The National Union of Students (NUS) and the University College Union (UCU) have jointly denounced the government decision to instruct universities to continue face-to-face teaching where possible.
Guidance published by the Department for Education (DfE) yesterday clarified that Covid-safe libraries and study spaces should remain open and encouraged researchers and research students to continue research activities onsite if research work “cannot reasonably be conducted from home”.
UCU and NUS have issued a joint statement calling on the Westminster government to revise their guidance for universities, and issue a clear call for working to be immediately moved online wherever possible during the current lockdown.
The unions accuse the government of offering contradictory statements on university operations during lockdown.
Government guidance issued on the 31st October urged that universities and adult education settings should “consider moving to increased levels of online learning where possible”, but a letter from the universities minister Michelle Donelan told vice-chancellors on Monday: “We do not, however want or expect to see a transition to full online learning during the new national restrictions.” Updated guidance on the 3rd November states: “We would expect face to face teaching to continue under the new restrictions where providers are able to do so in a COVID-secure way.”
UCU launched a judicial review against the government in Westminster, accusing ministers of ignoring advice from its Scientific Advisory Group for Emergencies (SAGE) to move all university teaching online this term. The committee, made up of some of the country’s top scientists and experts, warned the government in September that Covid-19 outbreaks were made more likely if teaching at colleges and universities was conducted in-person. According to UCU figures, there have been more than 35,000 cases at UK universities – although a number of those are recorded at universities in the devolved regions, over which the Westminster government has no authority.
Larissa Kennedy, the president of the National Union of Students, said the government had “sold students a lie” by encouraging them to return to campuses.

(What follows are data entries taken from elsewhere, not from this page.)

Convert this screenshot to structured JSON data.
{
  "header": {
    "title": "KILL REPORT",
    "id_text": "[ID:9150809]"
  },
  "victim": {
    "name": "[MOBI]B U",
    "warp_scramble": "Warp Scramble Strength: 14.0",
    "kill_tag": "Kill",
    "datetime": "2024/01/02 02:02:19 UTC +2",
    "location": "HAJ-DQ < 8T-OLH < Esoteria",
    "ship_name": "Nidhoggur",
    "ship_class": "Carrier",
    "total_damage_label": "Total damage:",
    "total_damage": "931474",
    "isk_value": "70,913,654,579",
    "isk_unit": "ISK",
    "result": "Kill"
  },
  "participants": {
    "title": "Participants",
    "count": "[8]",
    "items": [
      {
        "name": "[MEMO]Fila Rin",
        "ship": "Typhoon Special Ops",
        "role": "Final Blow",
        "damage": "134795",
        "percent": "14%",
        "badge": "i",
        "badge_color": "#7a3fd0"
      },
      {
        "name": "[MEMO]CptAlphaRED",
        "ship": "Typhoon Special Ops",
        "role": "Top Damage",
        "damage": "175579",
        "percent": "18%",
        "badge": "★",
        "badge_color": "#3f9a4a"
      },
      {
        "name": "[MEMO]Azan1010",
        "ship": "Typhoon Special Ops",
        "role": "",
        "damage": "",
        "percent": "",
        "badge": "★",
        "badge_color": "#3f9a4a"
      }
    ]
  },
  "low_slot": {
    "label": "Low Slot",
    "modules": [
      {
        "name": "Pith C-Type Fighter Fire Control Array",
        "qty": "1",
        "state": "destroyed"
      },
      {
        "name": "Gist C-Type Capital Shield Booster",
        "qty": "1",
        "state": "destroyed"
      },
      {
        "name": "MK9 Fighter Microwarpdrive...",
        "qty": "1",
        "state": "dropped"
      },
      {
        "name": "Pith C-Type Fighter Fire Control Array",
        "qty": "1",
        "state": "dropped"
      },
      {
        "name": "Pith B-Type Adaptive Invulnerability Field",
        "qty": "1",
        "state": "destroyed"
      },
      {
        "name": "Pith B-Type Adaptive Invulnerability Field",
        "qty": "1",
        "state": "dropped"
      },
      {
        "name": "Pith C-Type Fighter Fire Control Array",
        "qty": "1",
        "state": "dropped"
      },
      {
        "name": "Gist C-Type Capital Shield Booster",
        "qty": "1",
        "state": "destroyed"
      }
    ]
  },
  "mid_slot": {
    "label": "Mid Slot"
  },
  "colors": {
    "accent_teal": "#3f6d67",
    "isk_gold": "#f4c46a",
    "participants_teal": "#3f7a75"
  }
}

Yesterday she questioned the government’s rationale for requesting students remain at their term-time address until the Christmas holidays. “If I were at university right now, I would not be staying. It’s not feasible for students, many of whom have already been in lockdown for weeks, to continue to be completely isolated over the next month. It could potentially be longer than that. Does that then roll into the end of term and into Christmas? Mental health is my key concern.”
The joint statement from the unions reads: “In light of the government’s updated guidance advising those who are Clinically Extremely Vulnerable (CEV) to work from home, we are further concerned that a failure to move provision online where possible will lead to avoidable disadvantages for CEV staff and students.”
“The government failed to ensure an adequate test and trace system in the summer – it must not make the same mistakes now,” it continued. “The government must use this four week lockdown wisely by shifting to online learning and getting an effective test and trace function in place.”
As well as calling for universities to immediately move to online learning where possible, the unions want students to have “a safe way to leave campus if they need or want to”, including rent rebates, and “mental health support and wellbeing resources”. The unions want the government to guarantee funding for universities and invest in digital learning technology in partnership with higher education providers.
It is crucial that students are not left in the dark as universities and colleges continue to adapt to public health advice and government guidance
– Susan Lapworth, Office for Students
Meanwhile, the Office for Students (OfS) today wrote to universities and colleges to “highlight the importance of communicating changes to how courses are taught during the lockdown”. The reminder comes as the HE regulator discovered “some cases” where “universities are not communicating sufficiently clearly with their students”; the regulator was unwilling to be drawn on how many examples it was aware of.
Susan Lapworth, director of regulation at the OfS, said: “As universities make changes in response to the developing situation, it is important that they continue to provide suitable academic support to all students and that the quality of education – including online teaching – remains high. A key part of this is ensuring that students clearly understand any new teaching arrangements and how their course will be delivered, both in the short and long term.”
“It is crucial that students are not left in the dark as universities and colleges continue to adapt to public health advice and government guidance. We will continue to monitor the situation closely and engage directly with providers to ensure they are delivering good quality teaching for all students.”
Despite the opposition, the president of Universities UK Prof Julia Buckingham vowed “it is even more important that they can get on with their education during the period of enhanced restrictions starting this week”.
“We welcome both the government’s confirmation that it does not want or expect a transition to full online learning, as well as their support for the blended approach being taken by the sector. Universities will continue offering some face-to-face learning and support where it is possible to do so in a safe physically distanced way, which we believe is important for the mental, emotional and educational wellbeing of students.”
“We await further guidance from the government on the possible roll-out of mass testing and plans for students to return home at Christmas,” she added.